What the task asks: Check each line of the listing for the word "description" and report the ones that have it.

[Records for this task]

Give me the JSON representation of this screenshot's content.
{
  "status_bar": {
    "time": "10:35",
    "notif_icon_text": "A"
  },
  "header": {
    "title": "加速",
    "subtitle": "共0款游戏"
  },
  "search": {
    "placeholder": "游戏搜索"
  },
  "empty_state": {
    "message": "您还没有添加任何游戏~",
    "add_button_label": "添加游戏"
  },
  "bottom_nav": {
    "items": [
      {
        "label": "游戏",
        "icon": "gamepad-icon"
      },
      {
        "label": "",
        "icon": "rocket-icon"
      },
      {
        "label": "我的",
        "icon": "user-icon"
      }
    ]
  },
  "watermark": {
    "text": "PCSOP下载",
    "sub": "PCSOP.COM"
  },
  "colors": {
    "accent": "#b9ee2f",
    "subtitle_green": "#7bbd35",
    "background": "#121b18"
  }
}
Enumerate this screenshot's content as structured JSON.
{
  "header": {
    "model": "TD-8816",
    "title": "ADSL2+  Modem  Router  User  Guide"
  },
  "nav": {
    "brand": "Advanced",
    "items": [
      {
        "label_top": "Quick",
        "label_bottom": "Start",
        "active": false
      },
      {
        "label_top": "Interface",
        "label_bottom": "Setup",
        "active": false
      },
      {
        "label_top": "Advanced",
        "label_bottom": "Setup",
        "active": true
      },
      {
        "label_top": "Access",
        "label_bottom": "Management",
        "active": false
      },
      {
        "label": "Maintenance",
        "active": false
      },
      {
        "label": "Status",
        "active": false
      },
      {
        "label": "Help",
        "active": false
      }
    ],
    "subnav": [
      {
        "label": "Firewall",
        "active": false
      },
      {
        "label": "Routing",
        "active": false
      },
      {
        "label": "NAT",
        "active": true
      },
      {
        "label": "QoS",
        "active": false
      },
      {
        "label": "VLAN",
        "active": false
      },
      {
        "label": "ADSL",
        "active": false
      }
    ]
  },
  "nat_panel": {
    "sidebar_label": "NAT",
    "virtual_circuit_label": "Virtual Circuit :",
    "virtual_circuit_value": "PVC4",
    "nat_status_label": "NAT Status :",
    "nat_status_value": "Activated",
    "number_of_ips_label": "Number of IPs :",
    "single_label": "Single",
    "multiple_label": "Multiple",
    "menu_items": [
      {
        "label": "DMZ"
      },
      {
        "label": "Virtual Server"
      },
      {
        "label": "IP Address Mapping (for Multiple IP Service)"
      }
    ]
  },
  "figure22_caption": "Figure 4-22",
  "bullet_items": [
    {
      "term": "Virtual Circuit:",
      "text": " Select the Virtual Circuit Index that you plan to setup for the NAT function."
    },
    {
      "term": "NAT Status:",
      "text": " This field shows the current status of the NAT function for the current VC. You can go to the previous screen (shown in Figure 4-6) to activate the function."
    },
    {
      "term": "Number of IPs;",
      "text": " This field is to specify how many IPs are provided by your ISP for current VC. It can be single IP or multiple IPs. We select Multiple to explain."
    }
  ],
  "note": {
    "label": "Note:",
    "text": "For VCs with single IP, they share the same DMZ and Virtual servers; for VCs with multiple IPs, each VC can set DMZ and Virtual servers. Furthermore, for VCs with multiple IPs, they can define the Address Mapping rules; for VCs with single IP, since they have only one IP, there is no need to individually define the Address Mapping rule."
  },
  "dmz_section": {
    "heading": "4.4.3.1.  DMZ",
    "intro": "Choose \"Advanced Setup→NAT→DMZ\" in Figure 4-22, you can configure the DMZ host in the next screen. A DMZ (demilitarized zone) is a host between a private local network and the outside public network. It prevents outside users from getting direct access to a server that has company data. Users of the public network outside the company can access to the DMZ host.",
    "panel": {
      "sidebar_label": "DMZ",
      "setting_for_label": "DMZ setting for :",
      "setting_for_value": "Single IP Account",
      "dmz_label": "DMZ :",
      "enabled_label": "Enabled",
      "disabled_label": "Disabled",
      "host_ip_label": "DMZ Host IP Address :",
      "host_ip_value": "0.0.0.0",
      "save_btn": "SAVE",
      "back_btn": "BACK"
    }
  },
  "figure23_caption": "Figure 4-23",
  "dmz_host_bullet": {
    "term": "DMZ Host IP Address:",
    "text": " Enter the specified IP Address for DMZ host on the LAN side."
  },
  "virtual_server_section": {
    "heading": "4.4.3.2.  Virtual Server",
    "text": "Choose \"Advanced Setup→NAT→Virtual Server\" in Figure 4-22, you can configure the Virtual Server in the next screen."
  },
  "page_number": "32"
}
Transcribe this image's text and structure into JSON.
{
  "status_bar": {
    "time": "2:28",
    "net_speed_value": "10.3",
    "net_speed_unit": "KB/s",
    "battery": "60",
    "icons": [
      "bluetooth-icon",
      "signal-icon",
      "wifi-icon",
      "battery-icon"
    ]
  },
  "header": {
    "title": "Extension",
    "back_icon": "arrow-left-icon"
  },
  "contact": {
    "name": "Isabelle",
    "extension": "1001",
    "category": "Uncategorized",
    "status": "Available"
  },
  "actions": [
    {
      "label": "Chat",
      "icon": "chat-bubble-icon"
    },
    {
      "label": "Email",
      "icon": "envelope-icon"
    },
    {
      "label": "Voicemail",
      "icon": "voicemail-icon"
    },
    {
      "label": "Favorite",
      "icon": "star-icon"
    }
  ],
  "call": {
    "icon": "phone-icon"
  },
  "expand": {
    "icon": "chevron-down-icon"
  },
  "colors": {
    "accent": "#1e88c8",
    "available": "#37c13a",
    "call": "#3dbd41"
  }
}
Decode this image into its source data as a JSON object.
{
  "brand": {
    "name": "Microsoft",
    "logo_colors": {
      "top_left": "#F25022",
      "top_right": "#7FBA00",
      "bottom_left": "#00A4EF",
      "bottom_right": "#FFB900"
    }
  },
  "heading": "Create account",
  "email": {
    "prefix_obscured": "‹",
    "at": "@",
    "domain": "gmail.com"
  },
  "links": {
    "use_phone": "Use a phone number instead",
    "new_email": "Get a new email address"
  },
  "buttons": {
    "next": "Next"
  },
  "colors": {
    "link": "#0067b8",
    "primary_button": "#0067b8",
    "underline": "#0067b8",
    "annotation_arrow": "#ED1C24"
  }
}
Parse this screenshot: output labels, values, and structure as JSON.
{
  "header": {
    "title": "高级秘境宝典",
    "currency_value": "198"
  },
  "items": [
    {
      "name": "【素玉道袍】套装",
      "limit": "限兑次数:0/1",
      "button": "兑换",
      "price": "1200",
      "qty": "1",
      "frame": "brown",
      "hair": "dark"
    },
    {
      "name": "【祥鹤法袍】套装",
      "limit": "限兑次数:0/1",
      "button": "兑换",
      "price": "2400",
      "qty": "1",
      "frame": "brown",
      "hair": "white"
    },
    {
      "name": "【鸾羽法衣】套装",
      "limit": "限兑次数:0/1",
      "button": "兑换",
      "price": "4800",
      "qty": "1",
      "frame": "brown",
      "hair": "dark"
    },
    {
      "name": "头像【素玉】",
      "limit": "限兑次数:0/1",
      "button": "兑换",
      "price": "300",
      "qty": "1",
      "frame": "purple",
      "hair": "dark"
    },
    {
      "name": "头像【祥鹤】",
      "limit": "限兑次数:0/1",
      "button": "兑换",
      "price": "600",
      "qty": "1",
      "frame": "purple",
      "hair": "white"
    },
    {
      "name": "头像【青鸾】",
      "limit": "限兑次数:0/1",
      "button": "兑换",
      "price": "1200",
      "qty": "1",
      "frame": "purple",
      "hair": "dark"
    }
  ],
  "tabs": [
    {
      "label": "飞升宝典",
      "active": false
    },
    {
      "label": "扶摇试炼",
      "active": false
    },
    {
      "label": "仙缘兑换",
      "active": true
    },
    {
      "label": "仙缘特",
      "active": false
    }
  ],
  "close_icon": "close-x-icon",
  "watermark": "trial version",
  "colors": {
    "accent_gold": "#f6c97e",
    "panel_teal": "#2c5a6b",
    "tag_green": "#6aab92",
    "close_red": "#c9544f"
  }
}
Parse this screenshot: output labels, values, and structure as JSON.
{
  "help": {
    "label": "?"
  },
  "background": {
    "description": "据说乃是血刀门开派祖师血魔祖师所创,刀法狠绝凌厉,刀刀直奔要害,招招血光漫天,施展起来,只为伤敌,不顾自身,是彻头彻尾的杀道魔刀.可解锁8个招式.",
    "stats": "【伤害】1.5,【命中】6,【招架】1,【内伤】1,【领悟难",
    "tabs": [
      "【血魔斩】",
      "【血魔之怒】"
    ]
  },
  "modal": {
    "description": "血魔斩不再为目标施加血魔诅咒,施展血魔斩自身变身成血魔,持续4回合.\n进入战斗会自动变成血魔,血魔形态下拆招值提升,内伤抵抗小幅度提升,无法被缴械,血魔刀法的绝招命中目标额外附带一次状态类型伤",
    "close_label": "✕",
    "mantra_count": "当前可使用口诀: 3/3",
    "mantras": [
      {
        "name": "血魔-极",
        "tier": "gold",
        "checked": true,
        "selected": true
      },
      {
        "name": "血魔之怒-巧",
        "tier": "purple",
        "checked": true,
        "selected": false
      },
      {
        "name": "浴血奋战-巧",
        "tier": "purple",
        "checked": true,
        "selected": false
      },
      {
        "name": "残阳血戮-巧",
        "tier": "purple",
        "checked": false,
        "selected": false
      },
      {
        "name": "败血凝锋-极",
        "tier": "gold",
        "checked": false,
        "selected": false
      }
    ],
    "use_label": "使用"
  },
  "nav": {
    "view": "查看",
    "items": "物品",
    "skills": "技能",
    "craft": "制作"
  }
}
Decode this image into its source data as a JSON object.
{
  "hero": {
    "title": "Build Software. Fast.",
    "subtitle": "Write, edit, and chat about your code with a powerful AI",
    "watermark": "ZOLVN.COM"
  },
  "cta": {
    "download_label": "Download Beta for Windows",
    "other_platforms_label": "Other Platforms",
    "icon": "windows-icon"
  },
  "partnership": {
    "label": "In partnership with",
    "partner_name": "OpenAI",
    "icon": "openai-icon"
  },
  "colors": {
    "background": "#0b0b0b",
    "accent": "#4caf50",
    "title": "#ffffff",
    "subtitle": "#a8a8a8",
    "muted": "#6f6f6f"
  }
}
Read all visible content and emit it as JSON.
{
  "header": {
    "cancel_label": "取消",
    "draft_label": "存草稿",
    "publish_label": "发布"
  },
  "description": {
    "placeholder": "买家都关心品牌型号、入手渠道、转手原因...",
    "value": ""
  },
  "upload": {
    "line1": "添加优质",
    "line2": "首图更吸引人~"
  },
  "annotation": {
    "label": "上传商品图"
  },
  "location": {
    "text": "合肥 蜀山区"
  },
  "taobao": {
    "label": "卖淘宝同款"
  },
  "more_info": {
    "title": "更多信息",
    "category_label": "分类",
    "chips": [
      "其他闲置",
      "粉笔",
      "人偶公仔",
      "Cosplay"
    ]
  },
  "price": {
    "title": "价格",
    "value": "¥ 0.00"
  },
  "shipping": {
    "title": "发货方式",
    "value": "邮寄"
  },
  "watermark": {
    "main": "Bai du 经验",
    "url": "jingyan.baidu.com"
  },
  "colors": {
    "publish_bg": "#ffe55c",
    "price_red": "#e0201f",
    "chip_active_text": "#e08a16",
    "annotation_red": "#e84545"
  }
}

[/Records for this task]

Exercise result:
    "description": "据说乃是血刀门开派祖师血魔祖师所创,刀法狠绝凌厉,刀刀直奔要害,招招血光漫天,施展起来,只为伤敌,不顾自身,是彻头彻尾的杀道魔刀.可解锁8个招式.",
    "description": "血魔斩不再为目标施加血魔诅咒,施展血魔斩自身变身成血魔,持续4回合.\n进入战斗会自动变成血魔,血魔形态下拆招值提升,内伤抵抗小幅度提升,无法被缴械,血魔刀法的绝招命中目标额外附带一次状态类型伤",
  "description": {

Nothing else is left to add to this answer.